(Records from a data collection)
——————

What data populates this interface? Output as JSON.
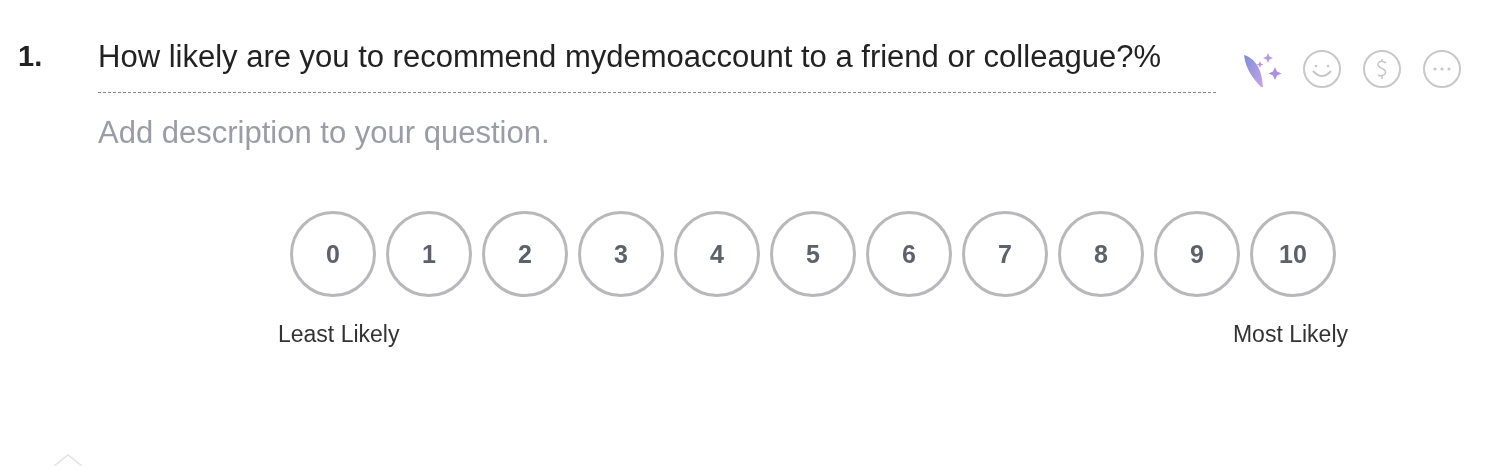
{
  "question": {
    "number": "1.",
    "title": "How likely are you to recommend mydemoaccount to a friend or colleague?%",
    "description_placeholder": "Add description to your question."
  },
  "toolbar": [
    {
      "kind": "ai"
    },
    {
      "kind": "smiley"
    },
    {
      "kind": "dollar"
    },
    {
      "kind": "more"
    }
  ],
  "scale": {
    "options": [
      {
        "label": "0",
        "selected": false
      },
      {
        "label": "1",
        "selected": false
      },
      {
        "label": "2",
        "selected": false
      },
      {
        "label": "3",
        "selected": false
      },
      {
        "label": "4",
        "selected": false
      },
      {
        "label": "5",
        "selected": false
      },
      {
        "label": "6",
        "selected": false
      },
      {
        "label": "7",
        "selected": false
      },
      {
        "label": "8",
        "selected": false
      },
      {
        "label": "9",
        "selected": false
      },
      {
        "label": "10",
        "selected": false
      }
    ],
    "min_label": "Least Likely",
    "max_label": "Most Likely"
  }
}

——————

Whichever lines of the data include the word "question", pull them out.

### Task result:
  "question": {
    "description_placeholder": "Add description to your question."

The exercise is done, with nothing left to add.